The dual-purpose millet and cowpea seeds led Willane’s plants to grow more quality grain and more quality livestock feed, allowing him to make more profit and provide for his family on the same area of land. Within 20 days of his first planting of the dual-purpose millet seeds, Willane was happy to see how quickly the plants had grown, and other farmers in his area commented on the plants’ size and color. His dual-purpose cowpea seeds yielded ripe plants in less than 55 days, compared to approximately 90 days the plants can take to mature, said Aliou Faye, who works with Willane and is the country coordinator for the Feed the Future Innovation Lab for Collaborative Research on Sustainable Intensification. Faye explained that dual-purpose seeds can produce up to three tons of produce per two and a half acres per year, while typical seed varieties produce less than one ton on the same acreage. This can generate hundreds more dollars for farmers, Faye estimates.

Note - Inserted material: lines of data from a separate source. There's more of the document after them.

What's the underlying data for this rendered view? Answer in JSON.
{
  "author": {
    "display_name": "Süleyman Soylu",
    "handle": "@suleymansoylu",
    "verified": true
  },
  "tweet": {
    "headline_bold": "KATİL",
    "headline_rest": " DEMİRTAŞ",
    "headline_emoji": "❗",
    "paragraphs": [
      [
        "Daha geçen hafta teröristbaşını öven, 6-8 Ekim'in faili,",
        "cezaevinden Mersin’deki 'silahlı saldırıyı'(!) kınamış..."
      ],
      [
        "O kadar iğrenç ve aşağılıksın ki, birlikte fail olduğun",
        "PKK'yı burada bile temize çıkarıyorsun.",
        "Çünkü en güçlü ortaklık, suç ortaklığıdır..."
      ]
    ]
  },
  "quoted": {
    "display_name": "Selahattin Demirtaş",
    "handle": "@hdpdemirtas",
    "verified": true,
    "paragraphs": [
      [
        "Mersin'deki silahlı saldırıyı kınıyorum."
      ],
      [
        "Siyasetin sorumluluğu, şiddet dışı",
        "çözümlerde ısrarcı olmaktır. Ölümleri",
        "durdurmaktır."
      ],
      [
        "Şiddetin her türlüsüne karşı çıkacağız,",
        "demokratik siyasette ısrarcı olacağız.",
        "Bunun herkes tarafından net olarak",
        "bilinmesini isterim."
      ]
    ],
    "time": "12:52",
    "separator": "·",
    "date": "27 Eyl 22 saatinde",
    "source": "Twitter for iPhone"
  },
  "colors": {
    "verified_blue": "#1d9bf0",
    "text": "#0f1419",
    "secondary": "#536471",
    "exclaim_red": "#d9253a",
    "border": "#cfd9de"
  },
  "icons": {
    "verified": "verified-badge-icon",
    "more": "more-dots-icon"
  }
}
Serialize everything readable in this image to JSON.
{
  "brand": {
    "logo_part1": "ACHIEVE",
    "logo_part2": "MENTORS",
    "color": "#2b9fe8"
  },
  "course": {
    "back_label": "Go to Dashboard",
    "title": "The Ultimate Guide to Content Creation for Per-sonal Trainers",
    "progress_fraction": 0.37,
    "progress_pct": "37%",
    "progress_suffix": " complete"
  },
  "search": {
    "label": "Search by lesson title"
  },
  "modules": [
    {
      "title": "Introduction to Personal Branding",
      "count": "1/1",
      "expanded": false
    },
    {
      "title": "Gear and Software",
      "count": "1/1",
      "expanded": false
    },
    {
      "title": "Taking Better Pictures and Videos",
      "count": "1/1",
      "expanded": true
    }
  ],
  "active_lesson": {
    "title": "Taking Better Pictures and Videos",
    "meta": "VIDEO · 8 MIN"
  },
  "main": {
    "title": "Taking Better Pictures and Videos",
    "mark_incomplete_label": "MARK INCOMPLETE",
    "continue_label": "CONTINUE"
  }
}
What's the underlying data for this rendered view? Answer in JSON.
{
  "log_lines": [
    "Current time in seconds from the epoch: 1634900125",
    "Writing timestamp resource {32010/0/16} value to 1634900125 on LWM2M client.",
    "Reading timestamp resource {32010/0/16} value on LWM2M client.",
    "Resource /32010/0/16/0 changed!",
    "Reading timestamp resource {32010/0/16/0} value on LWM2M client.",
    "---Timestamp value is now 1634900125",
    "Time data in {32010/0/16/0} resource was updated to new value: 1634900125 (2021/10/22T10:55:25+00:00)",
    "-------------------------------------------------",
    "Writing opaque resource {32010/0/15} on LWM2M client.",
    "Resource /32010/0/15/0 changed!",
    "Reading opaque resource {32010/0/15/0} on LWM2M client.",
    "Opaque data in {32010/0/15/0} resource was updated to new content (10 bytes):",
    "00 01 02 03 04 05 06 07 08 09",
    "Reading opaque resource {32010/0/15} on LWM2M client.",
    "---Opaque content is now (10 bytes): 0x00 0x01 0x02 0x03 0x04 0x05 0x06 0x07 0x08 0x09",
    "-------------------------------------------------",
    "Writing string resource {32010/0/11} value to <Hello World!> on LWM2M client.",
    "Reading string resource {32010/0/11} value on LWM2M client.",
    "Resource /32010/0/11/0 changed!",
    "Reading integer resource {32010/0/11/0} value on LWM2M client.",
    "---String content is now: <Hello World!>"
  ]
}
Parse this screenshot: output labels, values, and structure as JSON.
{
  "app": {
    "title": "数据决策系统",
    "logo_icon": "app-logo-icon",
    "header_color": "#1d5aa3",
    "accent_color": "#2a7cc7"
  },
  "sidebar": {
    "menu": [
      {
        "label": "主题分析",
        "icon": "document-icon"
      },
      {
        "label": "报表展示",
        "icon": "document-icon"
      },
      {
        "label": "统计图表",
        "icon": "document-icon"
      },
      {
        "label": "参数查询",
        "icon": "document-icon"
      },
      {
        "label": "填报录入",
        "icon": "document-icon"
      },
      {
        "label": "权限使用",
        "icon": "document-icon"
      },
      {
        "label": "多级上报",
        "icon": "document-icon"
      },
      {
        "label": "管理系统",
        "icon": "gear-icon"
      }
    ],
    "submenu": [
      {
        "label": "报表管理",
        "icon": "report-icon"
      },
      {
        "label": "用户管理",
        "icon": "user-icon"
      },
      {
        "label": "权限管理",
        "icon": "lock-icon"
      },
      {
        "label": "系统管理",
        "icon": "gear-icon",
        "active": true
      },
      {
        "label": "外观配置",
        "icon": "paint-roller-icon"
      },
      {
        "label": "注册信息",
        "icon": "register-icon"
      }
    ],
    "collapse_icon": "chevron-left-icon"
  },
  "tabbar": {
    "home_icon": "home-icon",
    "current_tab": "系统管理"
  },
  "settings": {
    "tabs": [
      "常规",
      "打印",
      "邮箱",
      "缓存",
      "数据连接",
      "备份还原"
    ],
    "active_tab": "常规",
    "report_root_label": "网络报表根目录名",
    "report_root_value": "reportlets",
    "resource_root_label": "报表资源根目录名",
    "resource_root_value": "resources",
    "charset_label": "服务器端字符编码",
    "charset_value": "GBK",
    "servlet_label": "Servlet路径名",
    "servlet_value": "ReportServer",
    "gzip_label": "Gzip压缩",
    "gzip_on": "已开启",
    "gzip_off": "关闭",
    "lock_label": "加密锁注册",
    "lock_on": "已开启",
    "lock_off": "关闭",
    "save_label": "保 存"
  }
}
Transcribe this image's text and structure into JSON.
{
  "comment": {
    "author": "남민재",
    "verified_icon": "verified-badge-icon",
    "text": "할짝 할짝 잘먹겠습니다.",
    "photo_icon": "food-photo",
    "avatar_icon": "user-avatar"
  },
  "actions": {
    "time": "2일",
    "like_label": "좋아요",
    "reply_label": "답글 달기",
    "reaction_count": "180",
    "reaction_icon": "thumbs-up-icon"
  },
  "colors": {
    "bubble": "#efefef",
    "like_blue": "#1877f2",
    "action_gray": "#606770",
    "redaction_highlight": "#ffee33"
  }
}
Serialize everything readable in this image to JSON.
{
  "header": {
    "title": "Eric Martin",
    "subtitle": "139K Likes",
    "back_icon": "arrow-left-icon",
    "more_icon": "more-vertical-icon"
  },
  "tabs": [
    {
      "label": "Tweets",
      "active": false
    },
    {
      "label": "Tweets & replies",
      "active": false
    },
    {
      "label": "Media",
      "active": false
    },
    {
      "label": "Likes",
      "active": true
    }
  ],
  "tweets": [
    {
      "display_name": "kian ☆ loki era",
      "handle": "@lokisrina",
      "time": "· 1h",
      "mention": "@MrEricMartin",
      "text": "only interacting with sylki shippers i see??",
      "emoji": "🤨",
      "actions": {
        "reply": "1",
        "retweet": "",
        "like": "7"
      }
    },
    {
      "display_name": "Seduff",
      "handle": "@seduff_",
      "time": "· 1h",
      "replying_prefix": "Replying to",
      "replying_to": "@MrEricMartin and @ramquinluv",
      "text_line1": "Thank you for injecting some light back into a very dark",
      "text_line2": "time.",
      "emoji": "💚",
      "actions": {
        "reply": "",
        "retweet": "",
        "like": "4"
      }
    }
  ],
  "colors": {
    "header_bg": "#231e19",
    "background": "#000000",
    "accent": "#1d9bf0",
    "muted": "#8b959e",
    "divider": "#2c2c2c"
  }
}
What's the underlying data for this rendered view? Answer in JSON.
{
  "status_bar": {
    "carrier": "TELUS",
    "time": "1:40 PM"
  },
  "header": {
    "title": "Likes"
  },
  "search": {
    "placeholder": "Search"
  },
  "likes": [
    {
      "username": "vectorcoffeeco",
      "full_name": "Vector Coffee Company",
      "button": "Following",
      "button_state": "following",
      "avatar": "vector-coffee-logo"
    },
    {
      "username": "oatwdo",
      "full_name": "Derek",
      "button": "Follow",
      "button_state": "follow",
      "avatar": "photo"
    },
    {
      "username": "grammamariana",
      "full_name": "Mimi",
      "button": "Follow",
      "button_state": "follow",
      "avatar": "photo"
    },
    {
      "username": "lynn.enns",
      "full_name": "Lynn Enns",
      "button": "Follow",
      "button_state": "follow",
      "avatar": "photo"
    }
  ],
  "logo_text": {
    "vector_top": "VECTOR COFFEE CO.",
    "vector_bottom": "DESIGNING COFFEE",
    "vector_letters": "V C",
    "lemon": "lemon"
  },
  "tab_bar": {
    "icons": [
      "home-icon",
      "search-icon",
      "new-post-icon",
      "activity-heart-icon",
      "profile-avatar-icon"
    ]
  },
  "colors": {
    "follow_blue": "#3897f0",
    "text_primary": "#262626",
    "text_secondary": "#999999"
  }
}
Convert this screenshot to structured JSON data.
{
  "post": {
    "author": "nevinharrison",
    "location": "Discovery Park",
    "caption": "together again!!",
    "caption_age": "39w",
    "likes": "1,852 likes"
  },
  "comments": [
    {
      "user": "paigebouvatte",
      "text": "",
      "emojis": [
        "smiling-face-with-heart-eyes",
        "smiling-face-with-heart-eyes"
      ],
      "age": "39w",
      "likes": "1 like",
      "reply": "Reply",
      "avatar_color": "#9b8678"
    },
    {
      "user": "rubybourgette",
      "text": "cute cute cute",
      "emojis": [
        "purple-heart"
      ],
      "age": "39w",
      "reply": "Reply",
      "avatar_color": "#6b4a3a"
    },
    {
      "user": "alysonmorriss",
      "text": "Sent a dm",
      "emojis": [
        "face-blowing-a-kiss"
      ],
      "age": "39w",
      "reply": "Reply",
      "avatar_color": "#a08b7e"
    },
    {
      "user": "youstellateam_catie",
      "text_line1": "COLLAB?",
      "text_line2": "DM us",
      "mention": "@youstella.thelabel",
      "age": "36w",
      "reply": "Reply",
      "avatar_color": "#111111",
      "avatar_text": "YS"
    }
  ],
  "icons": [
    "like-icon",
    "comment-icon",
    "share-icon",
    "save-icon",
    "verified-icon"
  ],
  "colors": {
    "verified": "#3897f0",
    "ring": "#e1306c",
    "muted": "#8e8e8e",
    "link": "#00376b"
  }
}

“Dual purpose [crops] give people the opportunity to feed everyone in their family and you have some more [leftover] you can sell,” Faye said.
Millet and cowpea are important in Senegal for a few key reasons. People consume millet not only on an everyday basis, but also at religious celebrations and at events such as funerals, baptisms and weddings, according to Sadio. Cowpea, meanwhile, is a short-cycle crop that’s well-adapted to erratic rainfall, extreme heat and nutrient-deficient soils. The leaves and stems of the plant are also used as animal feed, and when farmers plant both dual-purpose seed varieties on the same plot — known as “intercropping” — their increased plant density shade the soil faster, reducing evaporation of precious water from the soil and reducing weed growth.
The Senegal Master Farmers program is an example of how innovations in seed technology can support food security in the country, and Willane’s success is a powerful example. Since his participation, he sells his extra bounty to local buyers, and has used his profits to build sturdier homes for his family. He has now become a farming influencer of sorts in his community, sharing knowledge and training with his neighbors.
“These high-yielding varieties need to be promoted to ensure sustainable food security for our country,” Willane said.